Local government secretary Eric Pickles has given a fresh warning to councils over allowing social media and filming at meetings, as he issues new guidance opening up planning appeals.
He will publish new guidance to formally open up planning appeal hearings to be filmed, tweeted and reported, including by local bloggers and hyperlocal journalists.
Mr Pickles also warned councils not to “suppress freedom of speech” after a series of incidents in which journalists and residents have been prevented from filming or tweeting from meetings.
It comes after the minister published a new guide for local people about attending council meetings in June, which explicitly stated that they should be allowed to film and use social media.
Mr Pickles said: “Watching television programmes like Grand Designs, viewers have been baffled as cameras are stopped from filming meetings of the planning committee.
“Councillors shouldn’t be ashamed or be trying to hide the work they do. I am opening up the planning appeals that my department oversees, so the public can see how the planning system works in practice. Councils should match this by opening up their planning meetings and other committees.

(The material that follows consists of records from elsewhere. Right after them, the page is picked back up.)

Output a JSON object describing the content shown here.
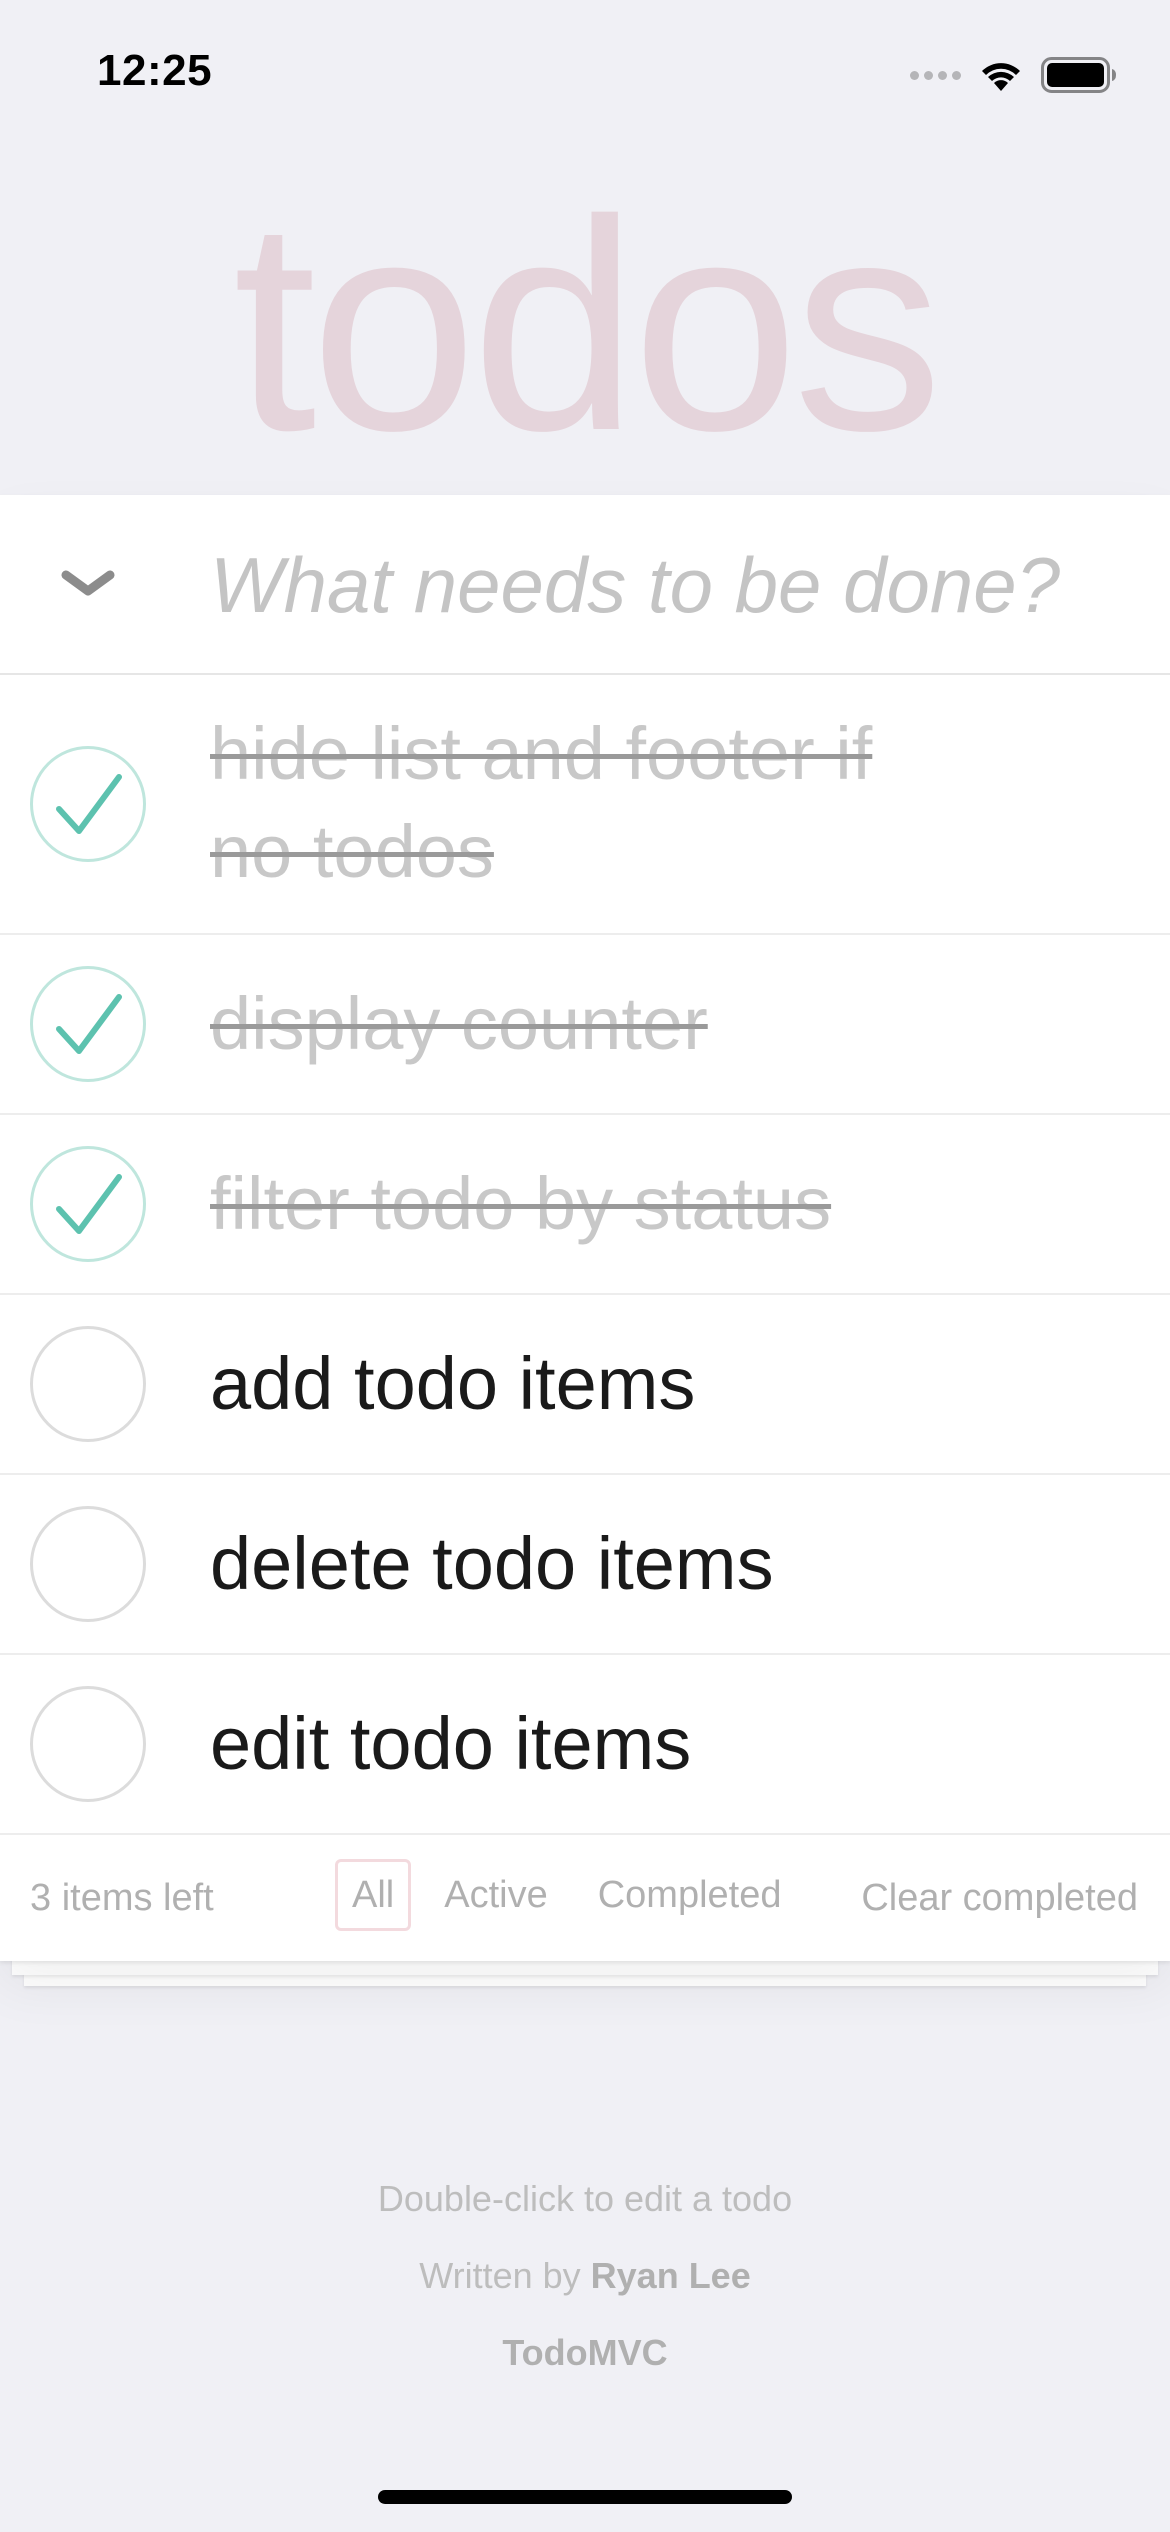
{
  "status_bar": {
    "time": "12:25",
    "icons": [
      "signal-icon",
      "wifi-icon",
      "battery-icon"
    ]
  },
  "header": {
    "title": "todos"
  },
  "new_todo": {
    "placeholder": "What needs to be done?",
    "value": "",
    "toggle_all_icon": "chevron-down-icon"
  },
  "todos": [
    {
      "label": "hide list and footer if no todos",
      "completed": true
    },
    {
      "label": "display counter",
      "completed": true
    },
    {
      "label": "filter todo by status",
      "completed": true
    },
    {
      "label": "add todo items",
      "completed": false
    },
    {
      "label": "delete todo items",
      "completed": false
    },
    {
      "label": "edit todo items",
      "completed": false
    }
  ],
  "footer": {
    "items_left": "3 items left",
    "filters": [
      "All",
      "Active",
      "Completed"
    ],
    "selected_filter": "All",
    "clear_completed": "Clear completed"
  },
  "info": {
    "hint": "Double-click to edit a todo",
    "written_by_prefix": "Written by",
    "author": "Ryan Lee",
    "project": "TodoMVC"
  },
  "colors": {
    "background": "#f0f0f5",
    "title": "#c88c96",
    "check": "#5dc2af",
    "completed_text": "#c8c8c8"
  }
}
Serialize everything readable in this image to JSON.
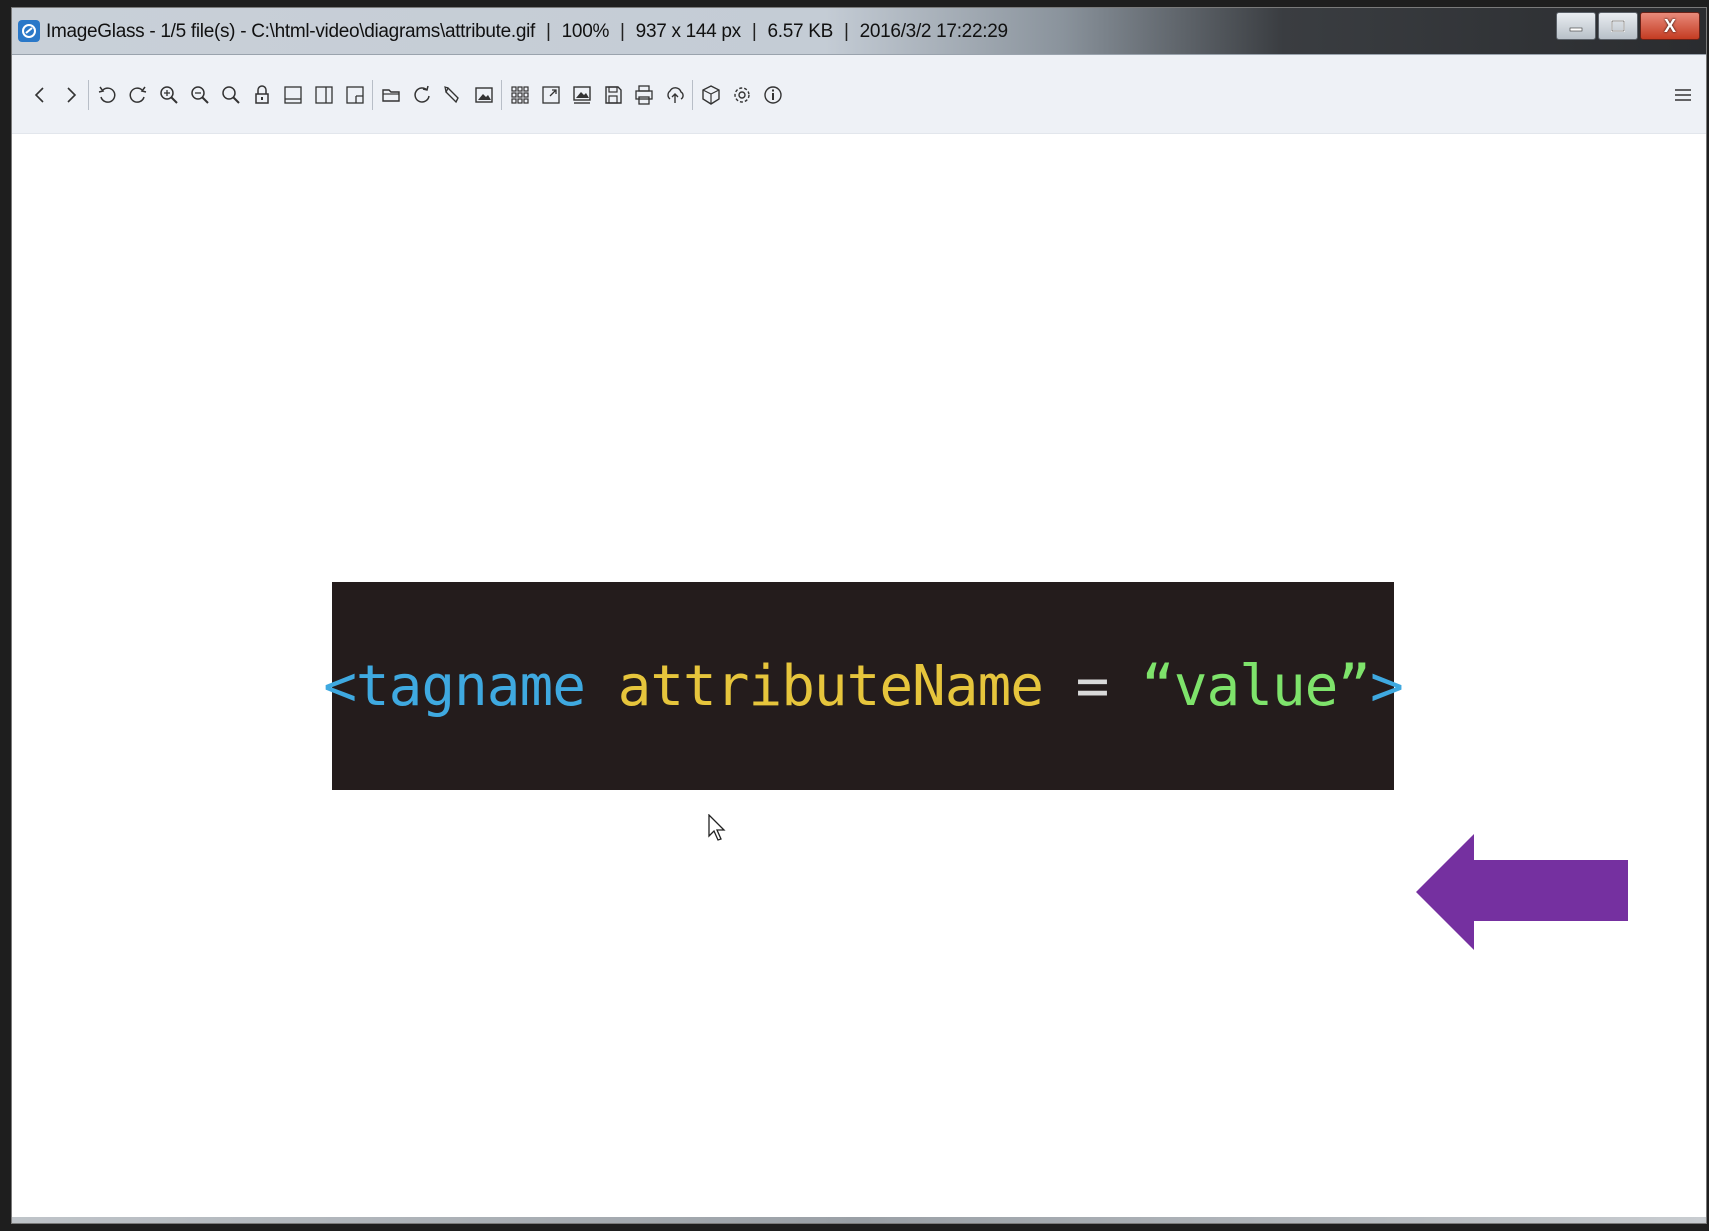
{
  "window": {
    "app_name": "ImageGlass",
    "file_index": "1/5 file(s)",
    "file_path": "C:\\html-video\\diagrams\\attribute.gif",
    "zoom": "100%",
    "dimensions": "937 x 144 px",
    "file_size": "6.57 KB",
    "modified": "2016/3/2 17:22:29",
    "controls": {
      "minimize_icon": "minimize-icon",
      "maximize_icon": "maximize-icon",
      "close_label": "X"
    }
  },
  "toolbar": {
    "groups": [
      [
        "previous-icon",
        "next-icon"
      ],
      [
        "rotate-left-icon",
        "rotate-right-icon",
        "zoom-in-icon",
        "zoom-out-icon",
        "actual-size-icon",
        "lock-zoom-icon",
        "auto-zoom-icon",
        "fit-width-icon",
        "fit-height-icon"
      ],
      [
        "open-file-icon",
        "refresh-icon",
        "edit-icon",
        "wallpaper-icon"
      ],
      [
        "thumbnail-icon",
        "fullscreen-icon",
        "slideshow-icon",
        "convert-icon",
        "print-icon",
        "upload-icon"
      ],
      [
        "extension-icon",
        "settings-icon",
        "about-icon"
      ]
    ],
    "menu_icon": "hamburger-menu-icon"
  },
  "image": {
    "code": {
      "open": "<tagname",
      "attr": "attributeName",
      "eq": "=",
      "value": "“value”",
      "close": ">"
    },
    "colors": {
      "background": "#241c1c",
      "tag": "#3fa9e0",
      "attribute": "#e6c53c",
      "equals": "#d9d9d9",
      "value": "#7ee36b",
      "arrow": "#7530a0"
    },
    "annotation_icon": "left-arrow-icon"
  }
}
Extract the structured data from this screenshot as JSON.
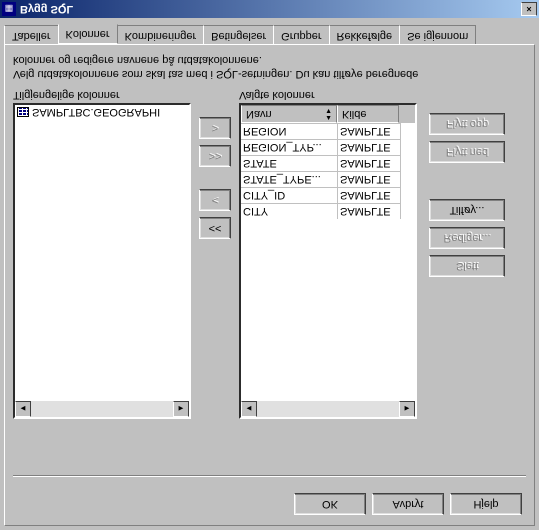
{
  "window": {
    "title": "Bygg SQL",
    "close": "×"
  },
  "tabs": {
    "items": [
      {
        "label": "Tabeller"
      },
      {
        "label": "Kolonner"
      },
      {
        "label": "Kombineringer"
      },
      {
        "label": "Betingelser"
      },
      {
        "label": "Grupper"
      },
      {
        "label": "Rekkefølge"
      },
      {
        "label": "Se igjennom"
      }
    ],
    "active": 1
  },
  "instructions": {
    "line1": "Velg utdatakolonnene som skal tas med i SQL-setningen.  Du kan tilføye beregnede",
    "line2": "kolonner og redigere navnene på utdatakolonnene."
  },
  "available": {
    "label": "Tilgjengelige kolonner",
    "items": [
      {
        "text": "SAMPLTBC.GEOGRAPHI"
      }
    ]
  },
  "selected": {
    "label": "Valgte kolonner",
    "headers": {
      "navn": "Navn",
      "kilde": "Kilde"
    },
    "rows": [
      {
        "navn": "REGION",
        "kilde": "SAMPLTE"
      },
      {
        "navn": "REGION_TYP...",
        "kilde": "SAMPLTE"
      },
      {
        "navn": "STATE",
        "kilde": "SAMPLTE"
      },
      {
        "navn": "STATE_TYPE...",
        "kilde": "SAMPLTE"
      },
      {
        "navn": "CITY_ID",
        "kilde": "SAMPLTE"
      },
      {
        "navn": "CITY",
        "kilde": "SAMPLTE"
      }
    ]
  },
  "transfer": {
    "add": ">",
    "addAll": ">>",
    "remove": "<",
    "removeAll": "<<"
  },
  "sidebuttons": {
    "moveUp": "Flytt opp",
    "moveDown": "Flytt ned",
    "add": "Tilføy...",
    "edit": "Rediger...",
    "delete": "Slett"
  },
  "footer": {
    "ok": "OK",
    "cancel": "Avbryt",
    "help": "Hjelp"
  }
}
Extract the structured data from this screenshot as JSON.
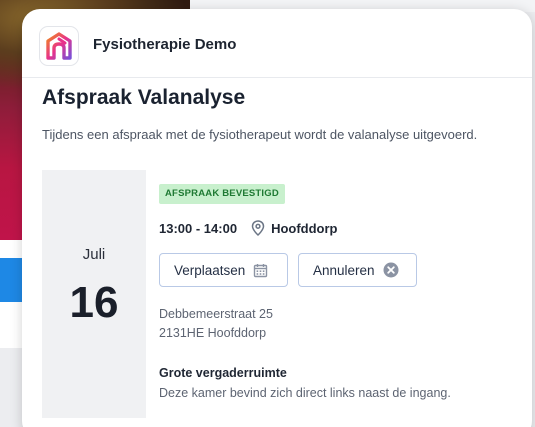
{
  "org": {
    "name": "Fysiotherapie Demo",
    "logo_icon": "fysio-logo-icon",
    "brand_colors": [
      "#e8328a",
      "#f08a1c",
      "#7a4fd6"
    ]
  },
  "appointment": {
    "title": "Afspraak Valanalyse",
    "description": "Tijdens een afspraak met de fysiotherapeut wordt de valanalyse uitgevoerd.",
    "status": "AFSPRAAK BEVESTIGD",
    "status_color": "#1f7a33",
    "month": "Juli",
    "day": "16",
    "time": "13:00 - 14:00",
    "location_icon": "map-pin-icon",
    "location": "Hoofddorp",
    "address_line1": "Debbemeerstraat 25",
    "address_line2": "2131HE Hoofddorp",
    "room_title": "Grote vergaderruimte",
    "room_description": "Deze kamer bevind zich direct links naast de ingang."
  },
  "actions": {
    "reschedule_label": "Verplaatsen",
    "reschedule_icon": "calendar-icon",
    "cancel_label": "Annuleren",
    "cancel_icon": "close-circle-icon"
  }
}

“A small number of councils are blocking filming because they want to suppress independent reporting, just as some councils are clinging to their town hall Pravdas.
“An independent local press and robust public scrutiny is essential for a healthy local democracy: without the sunlight of transparency, the flowering of localism will whither. Heavy-handed councils who call the police to suppress freedom of speech are abusing state powers.”
One of the cases highlighted by Mr Pickles was how Stamford Town Council prevented reporters from the Rutland and Stamford Mercury from using Twitter at its meetings, which was reported by HTFP in June.
He also highlighted a number of instances where councils barred residents from filming despite the guidelines he issued.
The Welsh Government has also rebuffed a suggestion that the same approach should be taken to open up council meetings in Wales.
The Planning Inspectorate determines 20,000 appeals a year, of which around 2,000 are via hearings of inquiries and the guidance issued by the government will make clear the rights of members of the press and public in covering them.
It will say: “Hearings and inquiries are open to journalists and the wider public, as well as interested people. Provided that it does not disrupt proceedings, anyone will be allowed to report, record and film proceedings including the use of digital and social media.
“Inspectors will advise people present at the start of the event that the proceedings may be recorded and/or filmed, and that anyone using social media during or after the end of the proceedings should do so responsibly.”
The Chartered Institute of Journalists has welcomed the move by Mr Pickles but warned that legislation may be needed.
CIoJ president Charlie Harris said: “For many councillors and council officers, the default position now is to hinder the public’s right to know and journalists’ right to report by narrowly defining ‘reporter’ and restricting reporting to the notebook and pen.
“This is a far more important issue than freedom of the press. It is about the right to the public to know what their elected representatives, and paid public officials, are up to in their name.
“The Institute wholeheartedly applauds Mr Pickles’s efforts to remind councils of their duty to the public, but knowing the willingness of local authorities to brazenly ignore official guidelines, we feel that legislation is necessary to force them to fulfill that duty.”